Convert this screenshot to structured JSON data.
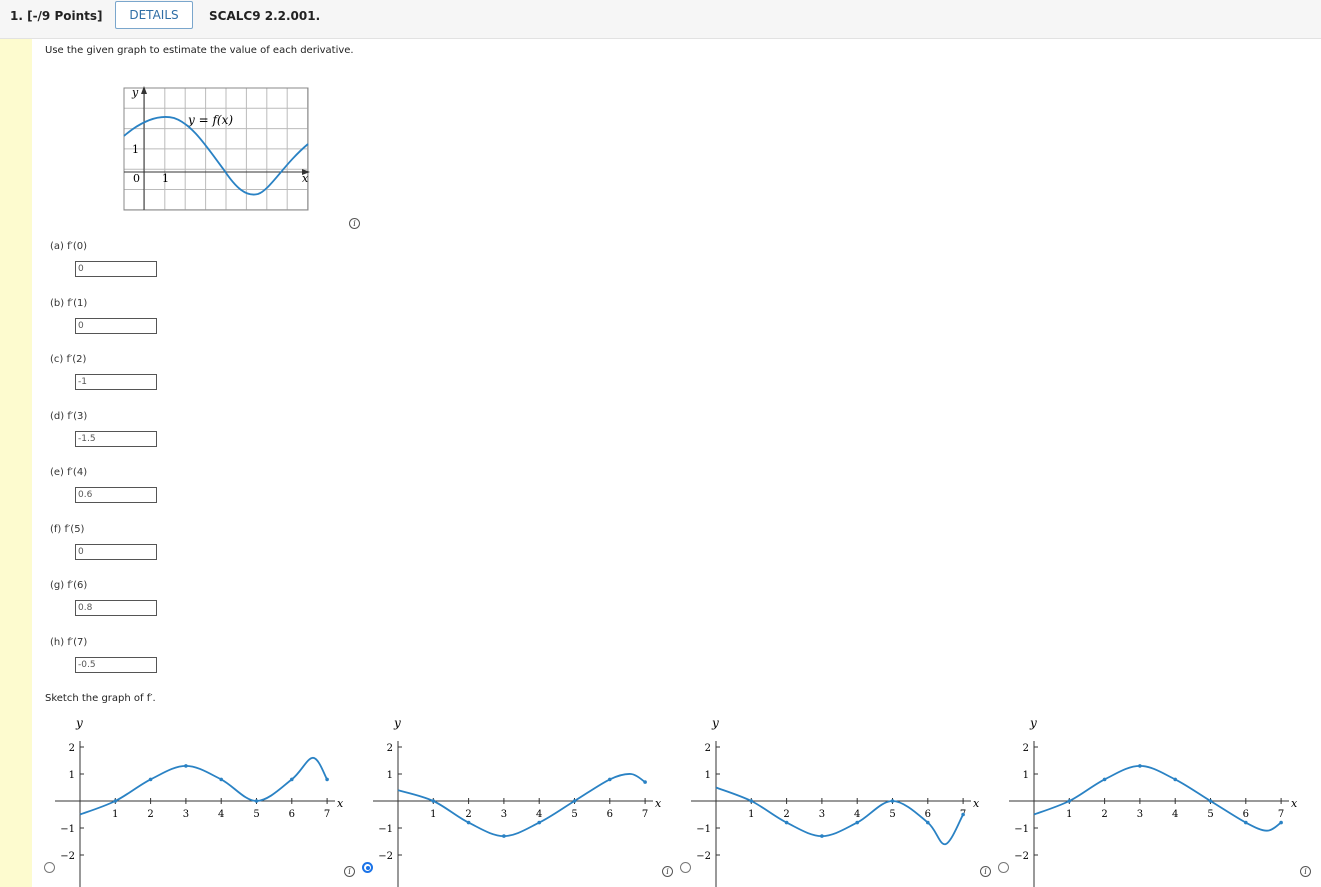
{
  "header": {
    "points": "1. [-/9 Points]",
    "details": "DETAILS",
    "code": "SCALC9 2.2.001."
  },
  "instruction": "Use the given graph to estimate the value of each derivative.",
  "graph": {
    "y_axis": "y",
    "x_axis": "x",
    "label": "y = f(x)",
    "tick_y": "1",
    "tick_origin": "0",
    "tick_x": "1"
  },
  "questions": [
    {
      "label": "(a)  f′(0)",
      "value": "0"
    },
    {
      "label": "(b)  f′(1)",
      "value": "0"
    },
    {
      "label": "(c)  f′(2)",
      "value": "-1"
    },
    {
      "label": "(d)  f′(3)",
      "value": "-1.5"
    },
    {
      "label": "(e)  f′(4)",
      "value": "0.6"
    },
    {
      "label": "(f)  f′(5)",
      "value": "0"
    },
    {
      "label": "(g)  f′(6)",
      "value": "0.8"
    },
    {
      "label": "(h)  f′(7)",
      "value": "-0.5"
    }
  ],
  "sketch_prompt": "Sketch the graph of f′.",
  "axis_text": {
    "y": "y",
    "x": "x",
    "y_ticks": [
      "2",
      "1",
      "−1",
      "−2"
    ],
    "x_ticks": [
      "1",
      "2",
      "3",
      "4",
      "5",
      "6",
      "7"
    ]
  },
  "options": [
    {
      "selected": false,
      "points": [
        [
          0,
          -0.5
        ],
        [
          1,
          0
        ],
        [
          2,
          0.8
        ],
        [
          3,
          1.3
        ],
        [
          4,
          0.8
        ],
        [
          5,
          0
        ],
        [
          6,
          0.8
        ],
        [
          6.6,
          1.6
        ],
        [
          7,
          0.8
        ]
      ]
    },
    {
      "selected": true,
      "points": [
        [
          0,
          0.4
        ],
        [
          1,
          0
        ],
        [
          2,
          -0.8
        ],
        [
          3,
          -1.3
        ],
        [
          4,
          -0.8
        ],
        [
          5,
          0
        ],
        [
          6,
          0.8
        ],
        [
          6.6,
          1.0
        ],
        [
          7,
          0.7
        ]
      ]
    },
    {
      "selected": false,
      "points": [
        [
          0,
          0.5
        ],
        [
          1,
          0
        ],
        [
          2,
          -0.8
        ],
        [
          3,
          -1.3
        ],
        [
          4,
          -0.8
        ],
        [
          5,
          0
        ],
        [
          6,
          -0.8
        ],
        [
          6.5,
          -1.6
        ],
        [
          7,
          -0.5
        ]
      ]
    },
    {
      "selected": false,
      "points": [
        [
          0,
          -0.5
        ],
        [
          1,
          0
        ],
        [
          2,
          0.8
        ],
        [
          3,
          1.3
        ],
        [
          4,
          0.8
        ],
        [
          5,
          0
        ],
        [
          6,
          -0.8
        ],
        [
          6.6,
          -1.1
        ],
        [
          7,
          -0.8
        ]
      ]
    }
  ],
  "colors": {
    "curve": "#2a82c4",
    "grid": "#bbbbbb",
    "accent": "#1a73e8"
  }
}
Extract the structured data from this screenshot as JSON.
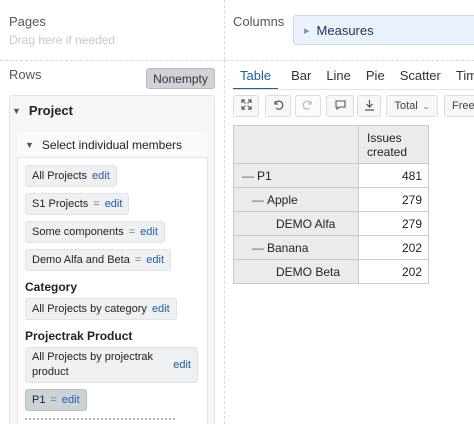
{
  "pages": {
    "title": "Pages",
    "hint": "Drag here if needed"
  },
  "columns": {
    "title": "Columns",
    "measures_label": "Measures"
  },
  "rows": {
    "title": "Rows",
    "nonempty_label": "Nonempty",
    "project_label": "Project",
    "members_label": "Select individual members",
    "chips": [
      {
        "text": "All Projects",
        "eq": false,
        "edit": "edit"
      },
      {
        "text": "S1 Projects",
        "eq": true,
        "edit": "edit"
      },
      {
        "text": "Some components",
        "eq": true,
        "edit": "edit"
      },
      {
        "text": "Demo Alfa and Beta",
        "eq": true,
        "edit": "edit"
      }
    ],
    "category_label": "Category",
    "category_chip": {
      "text": "All Projects by category",
      "edit": "edit"
    },
    "projectrak_label": "Projectrak Product",
    "projectrak_chip": {
      "line1": "All Projects by projectrak",
      "line2": "product",
      "edit": "edit"
    },
    "selected_chip": {
      "text": "P1",
      "edit": "edit"
    }
  },
  "tabs": [
    "Table",
    "Bar",
    "Line",
    "Pie",
    "Scatter",
    "Tim"
  ],
  "active_tab": "Table",
  "toolbar": {
    "expand_icon": "expand-icon",
    "undo_icon": "undo-icon",
    "redo_icon": "redo-icon",
    "comment_icon": "comment-icon",
    "export_icon": "export-icon",
    "total_label": "Total",
    "free_label": "Free"
  },
  "table": {
    "header_line1": "Issues",
    "header_line2": "created",
    "rows": [
      {
        "label": "P1",
        "value": "481",
        "minus": "—"
      },
      {
        "label": "Apple",
        "value": "279",
        "minus": "—"
      },
      {
        "label": "DEMO Alfa",
        "value": "279",
        "minus": ""
      },
      {
        "label": "Banana",
        "value": "202",
        "minus": "—"
      },
      {
        "label": "DEMO Beta",
        "value": "202",
        "minus": ""
      }
    ]
  }
}
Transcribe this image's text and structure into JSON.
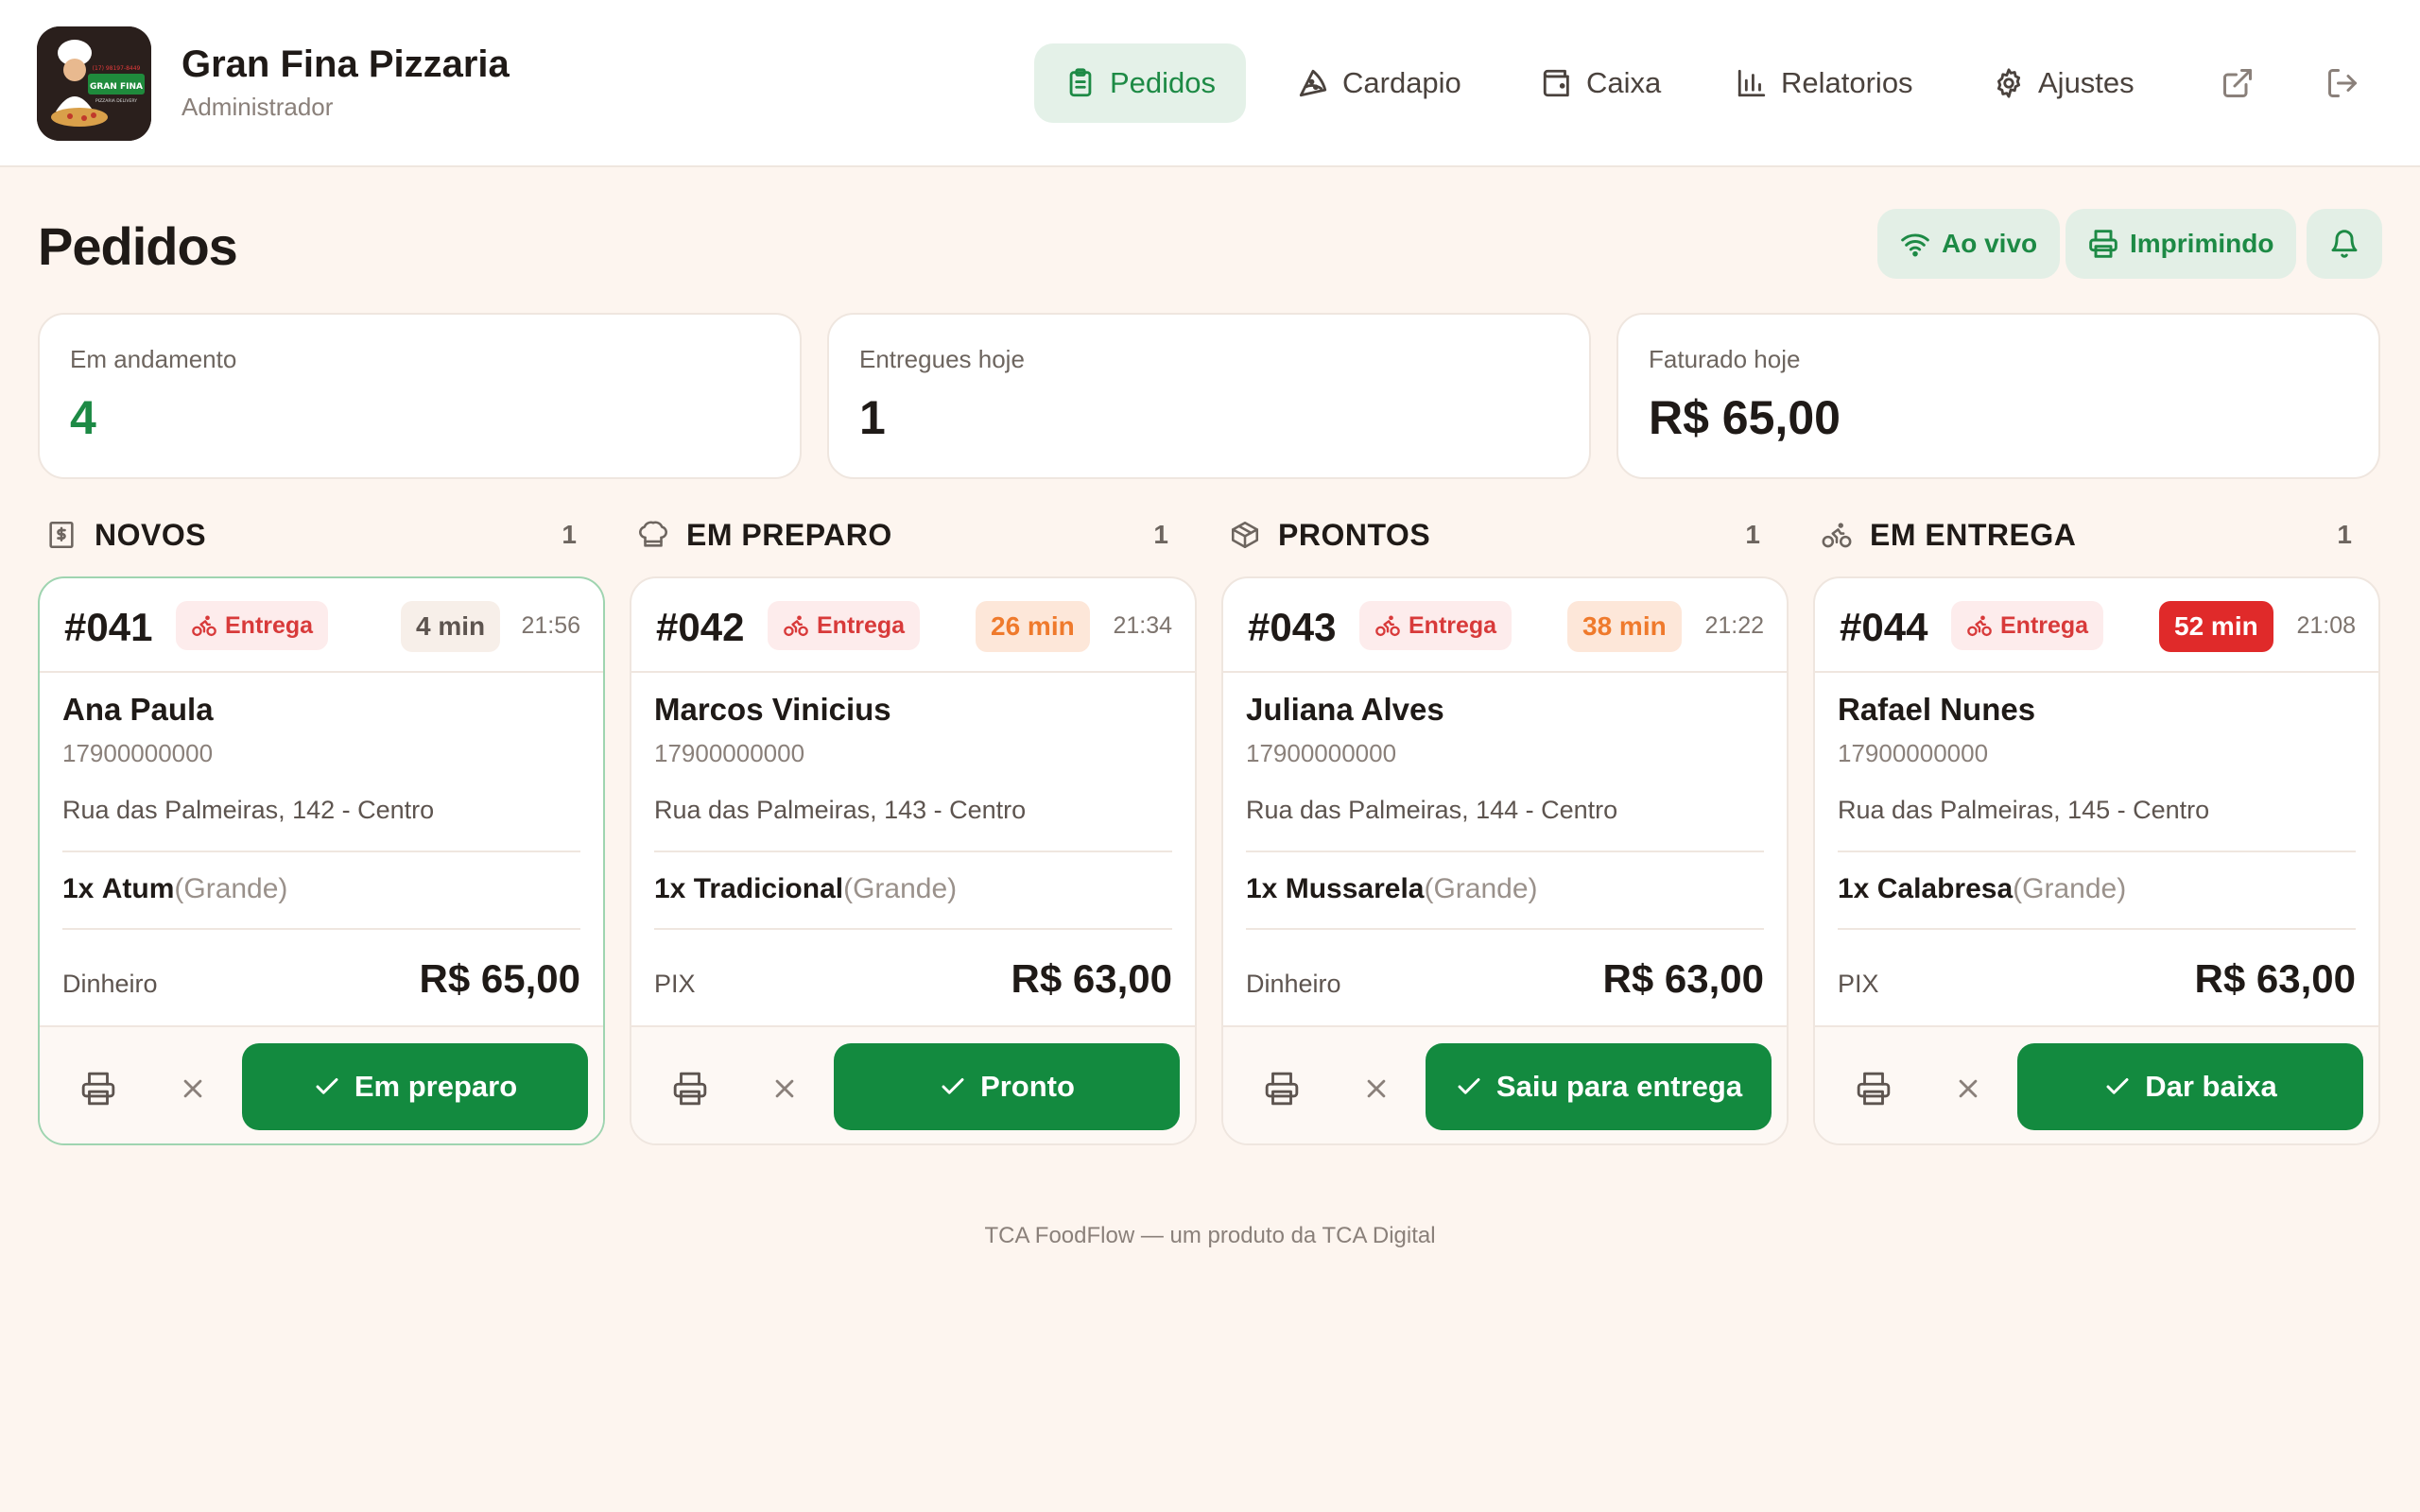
{
  "app": {
    "name": "Gran Fina Pizzaria",
    "role": "Administrador",
    "logo_text": "GRAN FINA",
    "logo_phone": "(17) 98197-8449",
    "logo_sub": "PIZZARIA DELIVERY"
  },
  "nav": [
    {
      "label": "Pedidos",
      "icon": "clipboard-icon",
      "active": true
    },
    {
      "label": "Cardapio",
      "icon": "pizza-icon"
    },
    {
      "label": "Caixa",
      "icon": "wallet-icon"
    },
    {
      "label": "Relatorios",
      "icon": "bar-chart-icon"
    },
    {
      "label": "Ajustes",
      "icon": "gear-icon"
    }
  ],
  "page": {
    "title": "Pedidos",
    "live_label": "Ao vivo",
    "print_label": "Imprimindo"
  },
  "stats": [
    {
      "label": "Em andamento",
      "value": "4",
      "color": "#1d8a45"
    },
    {
      "label": "Entregues hoje",
      "value": "1",
      "color": "#1f1a17"
    },
    {
      "label": "Faturado hoje",
      "value": "R$ 65,00",
      "color": "#1f1a17"
    }
  ],
  "columns": [
    {
      "name": "NOVOS",
      "count": "1",
      "icon": "dollar-receipt-icon",
      "order": {
        "num": "#041",
        "type": "Entrega",
        "elapsed": "4 min",
        "elapsed_state": "neutral",
        "clock": "21:56",
        "customer": "Ana Paula",
        "phone": "17900000000",
        "address": "Rua das Palmeiras, 142 - Centro",
        "qty": "1x",
        "item": "Atum",
        "size": "(Grande)",
        "payment": "Dinheiro",
        "total": "R$ 65,00",
        "action": "Em preparo"
      }
    },
    {
      "name": "EM PREPARO",
      "count": "1",
      "icon": "chef-hat-icon",
      "order": {
        "num": "#042",
        "type": "Entrega",
        "elapsed": "26 min",
        "elapsed_state": "warn",
        "clock": "21:34",
        "customer": "Marcos Vinicius",
        "phone": "17900000000",
        "address": "Rua das Palmeiras, 143 - Centro",
        "qty": "1x",
        "item": "Tradicional",
        "size": "(Grande)",
        "payment": "PIX",
        "total": "R$ 63,00",
        "action": "Pronto"
      }
    },
    {
      "name": "PRONTOS",
      "count": "1",
      "icon": "package-icon",
      "order": {
        "num": "#043",
        "type": "Entrega",
        "elapsed": "38 min",
        "elapsed_state": "warn",
        "clock": "21:22",
        "customer": "Juliana Alves",
        "phone": "17900000000",
        "address": "Rua das Palmeiras, 144 - Centro",
        "qty": "1x",
        "item": "Mussarela",
        "size": "(Grande)",
        "payment": "Dinheiro",
        "total": "R$ 63,00",
        "action": "Saiu para entrega"
      }
    },
    {
      "name": "EM ENTREGA",
      "count": "1",
      "icon": "bike-icon",
      "order": {
        "num": "#044",
        "type": "Entrega",
        "elapsed": "52 min",
        "elapsed_state": "late",
        "clock": "21:08",
        "customer": "Rafael Nunes",
        "phone": "17900000000",
        "address": "Rua das Palmeiras, 145 - Centro",
        "qty": "1x",
        "item": "Calabresa",
        "size": "(Grande)",
        "payment": "PIX",
        "total": "R$ 63,00",
        "action": "Dar baixa"
      }
    }
  ],
  "footer": "TCA FoodFlow — um produto da TCA Digital",
  "colors": {
    "accent": "#138a3f",
    "warn": "#ef7a2c",
    "late": "#e02a2a",
    "delivery": "#d83a3a"
  }
}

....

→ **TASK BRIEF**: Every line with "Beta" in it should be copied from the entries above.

→ **RESULT**:
        "text": "Demo Alfa and Beta",
        "label": "DEMO Beta",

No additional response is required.